Things can be your family car, the thermostat in your home, the lock on the warehouse door, the coffee maker in your kitchen, the lights in your living room, a remote camera at the work site, and much, much more.
To better understand the concept of “things,” consider a modern smart home. With the proper equipment, a home network, and an internet
connection, you can do things like adjust your thermostat when you aren’t even at home, or maybe unlock the front door from work for your spouse who forgot their keys. These are examples of the Internet of Things, or IoT.
The “things” involved would be your home thermostat and front door lock. You wouldn’t think of these things being able to connect to the internet, but new technology, including sensors and software, have made it possible.
IoT, in turn, is what made the field of telematics possible.
What is Telematics?
Telematics is a subset of IoT that transmits data back to a company or organization for further analysis.
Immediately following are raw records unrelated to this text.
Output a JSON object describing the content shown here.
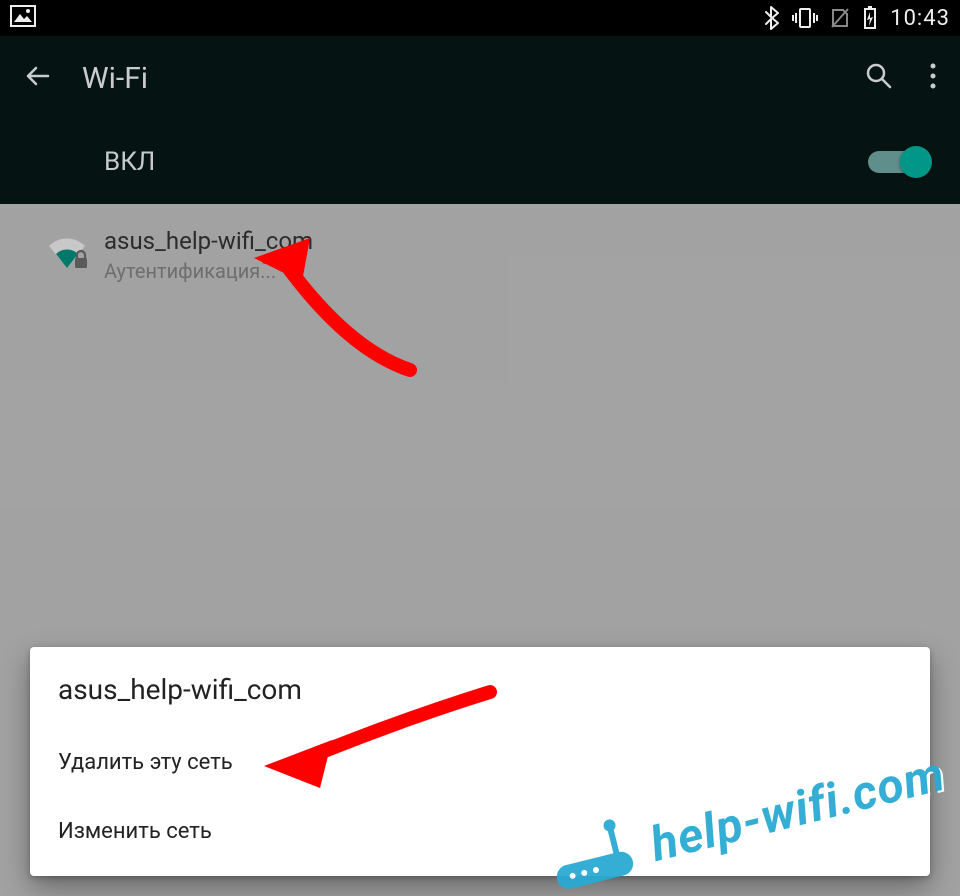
{
  "status_bar": {
    "clock": "10:43"
  },
  "toolbar": {
    "title": "Wi-Fi"
  },
  "wifi_toggle": {
    "label": "ВКЛ",
    "on": true
  },
  "network": {
    "ssid": "asus_help-wifi_com",
    "status": "Аутентификация..."
  },
  "popup": {
    "title": "asus_help-wifi_com",
    "delete_label": "Удалить эту сеть",
    "modify_label": "Изменить сеть"
  },
  "watermark": {
    "text": "help-wifi.com"
  }
}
The term “telematics” is typically applied to data about vehicles, and is commonly used with fleets of vehicles, whether that fleet consists of automobiles, trucks, buses, or heavy equipment. These vehicles or machines are “things” in IoT that provide data to be transmitted over the Internet.
Telematics is being used by more and more companies that operate fleets of heavy equipment because, when used correctly, it provides a great deal of useful data. That data, in turn, can be used to inform key decisions regarding contracts, maintenance, and policies.
The data that telematics transmits can be quite extensive, but there are three items of data that just about every telematics package is going to provide: location, run time, and fuel consumption.
Like most raw data, this doesn’t sound like much. It’s what you do with this data that makes it powerful and valuable. From location data you can detect equipment theft or misuse, figure out how many cycles it takes to complete a certain job, or tell a technician where to find a certain piece of equipment that is located in the maze of a massive construction site.
Heavy Equipment Moving Forward with Telematics
The IoT is expanding every day, with more and more items being added, better sensors being developed, and more effective means of transmitting data evolving. That means that telematics is constantly expanding, and if you aren’t informed on the subject it’s time to start learning.